Lapeirousia pyramidalis subsp. pyramidalis makes an excellent deep container plant and when in flower, can be placed in the home where their fragrance and beauty can be enjoyed indoors. The white and pale blue flowered forms are preferred for their heady clove-like scent. There are no known medicinal uses of this plant. This winter rainfall species is drought tolerant and ideal for water-wise gardens. When grown in very cold climates, these plants require the protection of a cool greenhouse.
Growing Lapeirousia pyramidalis subsp. pyramidalis
This plant prefers full sun or bright light for as much of the day as possible. It is best grown in deep containers or it can be planted en masse in the front of a rockery where it will get water in autumn and winter, and no water in summer.
Plant the corms about 2 cm deep, in autumn, in a sharply drained sandy medium, such as equal parts coarse river sand, with a 5 cm layer of sifted compost placed at the bottom of the container. They prefer a thorough watering once or twice per week. Being a winter grower, it is best suited for deep pots that can be placed in a dry place for the summer. Despite sufficient moisture, the corms are erratic and can sometimes remain dormant for one or more growing seasons, therefore, offsets are rarely formed.
Sow seeds in autumn (March). Only a very low percentage of seeds will germinate in the first winter season (even if the seeds are fresh), but germination improves in the second season and is best in the third season. This is possibly because the seeds are so hard and it takes a long time for the seed coat to wear down (Duncan, G. pers. comm. 2018). Seedlings are fast growing, once germinated and usually flower in the second or third year.

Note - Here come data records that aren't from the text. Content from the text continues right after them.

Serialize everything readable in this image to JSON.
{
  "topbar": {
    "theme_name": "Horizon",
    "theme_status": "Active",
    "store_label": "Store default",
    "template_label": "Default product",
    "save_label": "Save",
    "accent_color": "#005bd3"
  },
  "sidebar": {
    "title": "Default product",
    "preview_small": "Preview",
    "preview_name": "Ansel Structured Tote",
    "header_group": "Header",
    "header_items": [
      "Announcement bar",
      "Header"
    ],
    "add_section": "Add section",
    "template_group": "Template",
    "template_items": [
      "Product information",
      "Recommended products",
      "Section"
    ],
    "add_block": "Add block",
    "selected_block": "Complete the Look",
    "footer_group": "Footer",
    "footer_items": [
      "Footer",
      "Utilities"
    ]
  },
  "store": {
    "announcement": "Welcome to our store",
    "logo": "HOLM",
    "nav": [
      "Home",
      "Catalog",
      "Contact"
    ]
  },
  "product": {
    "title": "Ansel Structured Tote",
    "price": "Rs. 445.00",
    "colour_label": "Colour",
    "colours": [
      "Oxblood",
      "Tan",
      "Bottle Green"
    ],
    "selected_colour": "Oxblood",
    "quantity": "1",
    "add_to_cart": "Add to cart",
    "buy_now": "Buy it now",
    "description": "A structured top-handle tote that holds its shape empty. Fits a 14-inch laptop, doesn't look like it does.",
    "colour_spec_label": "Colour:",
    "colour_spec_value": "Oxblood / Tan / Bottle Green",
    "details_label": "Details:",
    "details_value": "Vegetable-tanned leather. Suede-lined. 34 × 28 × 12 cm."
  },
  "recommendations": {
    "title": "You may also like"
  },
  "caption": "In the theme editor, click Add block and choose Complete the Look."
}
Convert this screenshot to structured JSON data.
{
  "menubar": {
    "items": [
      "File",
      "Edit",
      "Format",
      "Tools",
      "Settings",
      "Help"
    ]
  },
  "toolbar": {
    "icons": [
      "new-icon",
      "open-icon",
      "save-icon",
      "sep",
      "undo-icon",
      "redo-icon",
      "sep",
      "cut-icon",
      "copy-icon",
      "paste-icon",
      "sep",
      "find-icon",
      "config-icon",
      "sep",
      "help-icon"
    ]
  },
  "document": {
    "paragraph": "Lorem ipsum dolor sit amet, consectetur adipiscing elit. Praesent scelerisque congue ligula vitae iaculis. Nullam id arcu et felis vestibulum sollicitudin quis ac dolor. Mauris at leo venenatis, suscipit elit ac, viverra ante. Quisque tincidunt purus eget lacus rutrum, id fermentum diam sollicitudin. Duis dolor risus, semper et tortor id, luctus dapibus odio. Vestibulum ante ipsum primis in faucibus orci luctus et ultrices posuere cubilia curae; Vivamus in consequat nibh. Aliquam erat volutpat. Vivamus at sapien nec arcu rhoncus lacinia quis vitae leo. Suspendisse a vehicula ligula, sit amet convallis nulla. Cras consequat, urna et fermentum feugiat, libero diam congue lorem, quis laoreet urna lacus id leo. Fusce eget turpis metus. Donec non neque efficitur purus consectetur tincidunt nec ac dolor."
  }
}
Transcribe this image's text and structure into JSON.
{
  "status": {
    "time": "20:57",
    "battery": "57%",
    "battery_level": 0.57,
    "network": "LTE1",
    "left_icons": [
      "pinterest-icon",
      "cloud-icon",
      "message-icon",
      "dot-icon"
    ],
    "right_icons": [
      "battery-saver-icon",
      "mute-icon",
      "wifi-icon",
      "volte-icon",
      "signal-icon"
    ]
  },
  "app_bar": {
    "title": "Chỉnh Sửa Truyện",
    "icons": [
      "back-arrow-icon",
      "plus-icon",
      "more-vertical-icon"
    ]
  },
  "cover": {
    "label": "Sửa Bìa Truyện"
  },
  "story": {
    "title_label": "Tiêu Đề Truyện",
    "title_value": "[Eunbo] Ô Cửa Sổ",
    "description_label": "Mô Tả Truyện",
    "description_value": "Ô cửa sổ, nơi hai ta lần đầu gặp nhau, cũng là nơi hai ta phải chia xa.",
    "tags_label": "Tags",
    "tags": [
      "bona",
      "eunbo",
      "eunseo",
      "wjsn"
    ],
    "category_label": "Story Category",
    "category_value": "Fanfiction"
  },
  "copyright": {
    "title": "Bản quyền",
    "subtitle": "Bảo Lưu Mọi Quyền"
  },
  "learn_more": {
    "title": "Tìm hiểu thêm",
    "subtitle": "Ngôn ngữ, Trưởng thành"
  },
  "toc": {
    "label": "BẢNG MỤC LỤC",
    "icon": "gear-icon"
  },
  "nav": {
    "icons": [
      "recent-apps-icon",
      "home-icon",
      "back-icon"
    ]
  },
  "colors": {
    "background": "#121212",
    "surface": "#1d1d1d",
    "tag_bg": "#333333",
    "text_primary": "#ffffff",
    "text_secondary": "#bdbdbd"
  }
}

Plant Lapeirousia pyramidalis subsp. pyramidalis together with companion plants such as Aloe microstigma (karooaalwyn), Cotyledon orbiculata (pig`s ear), Euphorbia mauritanica (yellow milkbush), Ferraria divaricata, Gladiolus venustus (pers kalkoentjie), Lampranthus haworthii (large, metallic pink, white or light purple flowers), Pelargonium rapaceum (bergpatat), Pteronia incana (vaalbossie), Ruschia caroli, Tulista pumila (soap aloe) for a ‘Little Karoo’ landscape in your own backyard.
This plant does not have any serious pests or diseases but check regularly for any aphids on the flowers and treat with soapy water.
- Duncan, G. 2010. Grow bulbs. A guide to the cultivation of bulbs of South Africa and neighboring countries. Kirstenbosch Gardening Series. South African National Biodiversity Institute, Cape Town.
- Goldblatt, P. 1972. A revision of the genera Lapeirousia Pourret and Anomatheca Ker in the winter rainfall region of South Africa. Contributions to the Bolus Herbarium 4: 1–111.
- Goldblatt, P. & Manning, J.C. 2015. Systematics and biology of Lapeirousia, Codonorhiza, Psilosiphon and Schizorhiza in southern Africa. Strelitzia 35
- Goldblatt, P. & Manning, J.C. 1994. New taxa and revisions to the taxonomy of Southern African Lapeirousia Subgenus Lapeirousia (Iridaceae Subfamily Ixioideae). Novon 4 (4): 339–346.
- Innes, C. 1985. The world of Iridaceae: a comprehensive record. Holly Gate International, Ashington.
- Moriarty, A. 1997. Outeniqua, Tsitsikamma and Eastern Little Karoo. South African Wildflower Guide 2, Botanical Society of SA, Cape Town.
- Vlok, J. & Schutte-Vlok, A. 2010. Plants of the Klein Karoo. Umdaus Press, Hatfield, Pretoria.
Karoo Desert National Botanical Garden
Plant Type: Bulb
SA Distribution: Northern Cape, Western Cape
Soil type: Sandy, Clay, Loam
Flowering season: Spring, Winter
Flower colour: Blue, White, Pink
Aspect: Full Sun
Gardening skill: Average